Activity ▸ Below are the entries to retype; reproduce each one exactly.

Records provided ▸
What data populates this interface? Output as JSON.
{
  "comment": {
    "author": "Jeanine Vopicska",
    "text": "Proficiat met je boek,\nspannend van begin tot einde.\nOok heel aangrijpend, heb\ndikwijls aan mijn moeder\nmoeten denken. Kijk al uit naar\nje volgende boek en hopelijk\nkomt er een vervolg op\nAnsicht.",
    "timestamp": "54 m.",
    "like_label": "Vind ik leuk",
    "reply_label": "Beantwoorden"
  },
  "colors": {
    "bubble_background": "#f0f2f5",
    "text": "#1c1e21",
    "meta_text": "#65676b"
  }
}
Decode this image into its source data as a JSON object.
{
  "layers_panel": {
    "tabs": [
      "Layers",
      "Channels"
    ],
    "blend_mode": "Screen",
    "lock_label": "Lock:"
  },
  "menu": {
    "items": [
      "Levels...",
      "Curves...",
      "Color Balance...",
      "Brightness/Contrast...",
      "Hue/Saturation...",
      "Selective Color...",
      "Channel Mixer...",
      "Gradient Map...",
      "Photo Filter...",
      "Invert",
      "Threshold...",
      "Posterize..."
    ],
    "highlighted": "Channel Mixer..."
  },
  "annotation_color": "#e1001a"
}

Response area ▸
What data populates this interface? Output as JSON.
{
  "comment": {
    "author": "Jeanine Vopicska",
    "text": "Proficiat met je boek,\nspannend van begin tot einde.\nOok heel aangrijpend, heb\ndikwijls aan mijn moeder\nmoeten denken. Kijk al uit naar\nje volgende boek en hopelijk\nkomt er een vervolg op\nAnsicht.",
    "timestamp": "54 m.",
    "like_label": "Vind ik leuk",
    "reply_label": "Beantwoorden"
  },
  "colors": {
    "bubble_background": "#f0f2f5",
    "text": "#1c1e21",
    "meta_text": "#65676b"
  }
}
Decode this image into its source data as a JSON object.
{
  "layers_panel": {
    "tabs": [
      "Layers",
      "Channels"
    ],
    "blend_mode": "Screen",
    "lock_label": "Lock:"
  },
  "menu": {
    "items": [
      "Levels...",
      "Curves...",
      "Color Balance...",
      "Brightness/Contrast...",
      "Hue/Saturation...",
      "Selective Color...",
      "Channel Mixer...",
      "Gradient Map...",
      "Photo Filter...",
      "Invert",
      "Threshold...",
      "Posterize..."
    ],
    "highlighted": "Channel Mixer..."
  },
  "annotation_color": "#e1001a"
}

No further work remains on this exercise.